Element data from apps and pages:
※

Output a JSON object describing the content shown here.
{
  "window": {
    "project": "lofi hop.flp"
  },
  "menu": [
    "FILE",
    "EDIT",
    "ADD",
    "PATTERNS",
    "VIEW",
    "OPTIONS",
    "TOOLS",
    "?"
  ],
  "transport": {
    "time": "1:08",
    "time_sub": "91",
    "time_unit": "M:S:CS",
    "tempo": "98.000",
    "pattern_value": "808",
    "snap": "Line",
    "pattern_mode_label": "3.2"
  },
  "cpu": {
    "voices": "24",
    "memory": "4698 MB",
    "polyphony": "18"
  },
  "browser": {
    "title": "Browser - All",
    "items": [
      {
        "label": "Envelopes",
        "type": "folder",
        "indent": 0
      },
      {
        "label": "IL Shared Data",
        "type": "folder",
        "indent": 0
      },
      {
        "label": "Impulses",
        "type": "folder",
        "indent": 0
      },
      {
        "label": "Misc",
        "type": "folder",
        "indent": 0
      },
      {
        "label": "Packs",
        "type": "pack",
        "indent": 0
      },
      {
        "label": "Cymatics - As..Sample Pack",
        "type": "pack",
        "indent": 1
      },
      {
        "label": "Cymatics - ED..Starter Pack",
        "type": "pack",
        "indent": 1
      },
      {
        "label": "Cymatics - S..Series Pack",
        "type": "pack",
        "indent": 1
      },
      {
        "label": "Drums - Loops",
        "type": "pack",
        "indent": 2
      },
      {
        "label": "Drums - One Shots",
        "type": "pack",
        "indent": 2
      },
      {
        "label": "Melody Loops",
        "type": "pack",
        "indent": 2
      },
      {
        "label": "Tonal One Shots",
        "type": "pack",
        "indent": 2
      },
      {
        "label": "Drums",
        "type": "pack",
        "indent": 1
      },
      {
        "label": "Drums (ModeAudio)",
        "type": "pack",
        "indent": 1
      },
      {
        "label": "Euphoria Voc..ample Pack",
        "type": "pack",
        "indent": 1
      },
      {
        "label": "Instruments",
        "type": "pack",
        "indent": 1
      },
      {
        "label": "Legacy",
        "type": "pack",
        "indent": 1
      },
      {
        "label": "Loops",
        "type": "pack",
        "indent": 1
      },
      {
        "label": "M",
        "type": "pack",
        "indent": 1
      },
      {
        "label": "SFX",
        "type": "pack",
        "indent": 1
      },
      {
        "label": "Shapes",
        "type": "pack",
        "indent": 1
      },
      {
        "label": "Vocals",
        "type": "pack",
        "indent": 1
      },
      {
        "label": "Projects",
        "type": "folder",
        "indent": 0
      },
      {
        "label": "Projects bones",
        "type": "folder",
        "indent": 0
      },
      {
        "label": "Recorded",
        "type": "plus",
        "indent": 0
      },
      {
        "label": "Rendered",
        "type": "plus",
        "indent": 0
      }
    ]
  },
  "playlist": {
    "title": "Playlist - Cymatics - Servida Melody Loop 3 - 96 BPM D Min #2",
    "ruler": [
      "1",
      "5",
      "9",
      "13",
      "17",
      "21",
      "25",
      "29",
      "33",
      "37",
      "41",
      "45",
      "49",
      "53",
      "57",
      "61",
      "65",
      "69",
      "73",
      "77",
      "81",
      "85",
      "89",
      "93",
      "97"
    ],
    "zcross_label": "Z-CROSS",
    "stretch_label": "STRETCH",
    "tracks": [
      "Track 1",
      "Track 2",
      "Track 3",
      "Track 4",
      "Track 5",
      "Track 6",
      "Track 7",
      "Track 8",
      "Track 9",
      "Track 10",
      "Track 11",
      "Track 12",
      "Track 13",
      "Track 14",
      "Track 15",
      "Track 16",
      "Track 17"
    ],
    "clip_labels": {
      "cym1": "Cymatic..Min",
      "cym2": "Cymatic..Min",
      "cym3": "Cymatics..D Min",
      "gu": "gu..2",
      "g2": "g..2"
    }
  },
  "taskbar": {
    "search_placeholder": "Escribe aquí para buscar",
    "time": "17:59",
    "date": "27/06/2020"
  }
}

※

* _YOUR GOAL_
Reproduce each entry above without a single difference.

* _EXERCISE SOLUTION_
Output a JSON object describing the content shown here.
{
  "window": {
    "project": "lofi hop.flp"
  },
  "menu": [
    "FILE",
    "EDIT",
    "ADD",
    "PATTERNS",
    "VIEW",
    "OPTIONS",
    "TOOLS",
    "?"
  ],
  "transport": {
    "time": "1:08",
    "time_sub": "91",
    "time_unit": "M:S:CS",
    "tempo": "98.000",
    "pattern_value": "808",
    "snap": "Line",
    "pattern_mode_label": "3.2"
  },
  "cpu": {
    "voices": "24",
    "memory": "4698 MB",
    "polyphony": "18"
  },
  "browser": {
    "title": "Browser - All",
    "items": [
      {
        "label": "Envelopes",
        "type": "folder",
        "indent": 0
      },
      {
        "label": "IL Shared Data",
        "type": "folder",
        "indent": 0
      },
      {
        "label": "Impulses",
        "type": "folder",
        "indent": 0
      },
      {
        "label": "Misc",
        "type": "folder",
        "indent": 0
      },
      {
        "label": "Packs",
        "type": "pack",
        "indent": 0
      },
      {
        "label": "Cymatics - As..Sample Pack",
        "type": "pack",
        "indent": 1
      },
      {
        "label": "Cymatics - ED..Starter Pack",
        "type": "pack",
        "indent": 1
      },
      {
        "label": "Cymatics - S..Series Pack",
        "type": "pack",
        "indent": 1
      },
      {
        "label": "Drums - Loops",
        "type": "pack",
        "indent": 2
      },
      {
        "label": "Drums - One Shots",
        "type": "pack",
        "indent": 2
      },
      {
        "label": "Melody Loops",
        "type": "pack",
        "indent": 2
      },
      {
        "label": "Tonal One Shots",
        "type": "pack",
        "indent": 2
      },
      {
        "label": "Drums",
        "type": "pack",
        "indent": 1
      },
      {
        "label": "Drums (ModeAudio)",
        "type": "pack",
        "indent": 1
      },
      {
        "label": "Euphoria Voc..ample Pack",
        "type": "pack",
        "indent": 1
      },
      {
        "label": "Instruments",
        "type": "pack",
        "indent": 1
      },
      {
        "label": "Legacy",
        "type": "pack",
        "indent": 1
      },
      {
        "label": "Loops",
        "type": "pack",
        "indent": 1
      },
      {
        "label": "M",
        "type": "pack",
        "indent": 1
      },
      {
        "label": "SFX",
        "type": "pack",
        "indent": 1
      },
      {
        "label": "Shapes",
        "type": "pack",
        "indent": 1
      },
      {
        "label": "Vocals",
        "type": "pack",
        "indent": 1
      },
      {
        "label": "Projects",
        "type": "folder",
        "indent": 0
      },
      {
        "label": "Projects bones",
        "type": "folder",
        "indent": 0
      },
      {
        "label": "Recorded",
        "type": "plus",
        "indent": 0
      },
      {
        "label": "Rendered",
        "type": "plus",
        "indent": 0
      }
    ]
  },
  "playlist": {
    "title": "Playlist - Cymatics - Servida Melody Loop 3 - 96 BPM D Min #2",
    "ruler": [
      "1",
      "5",
      "9",
      "13",
      "17",
      "21",
      "25",
      "29",
      "33",
      "37",
      "41",
      "45",
      "49",
      "53",
      "57",
      "61",
      "65",
      "69",
      "73",
      "77",
      "81",
      "85",
      "89",
      "93",
      "97"
    ],
    "zcross_label": "Z-CROSS",
    "stretch_label": "STRETCH",
    "tracks": [
      "Track 1",
      "Track 2",
      "Track 3",
      "Track 4",
      "Track 5",
      "Track 6",
      "Track 7",
      "Track 8",
      "Track 9",
      "Track 10",
      "Track 11",
      "Track 12",
      "Track 13",
      "Track 14",
      "Track 15",
      "Track 16",
      "Track 17"
    ],
    "clip_labels": {
      "cym1": "Cymatic..Min",
      "cym2": "Cymatic..Min",
      "cym3": "Cymatics..D Min",
      "gu": "gu..2",
      "g2": "g..2"
    }
  },
  "taskbar": {
    "search_placeholder": "Escribe aquí para buscar",
    "time": "17:59",
    "date": "27/06/2020"
  }
}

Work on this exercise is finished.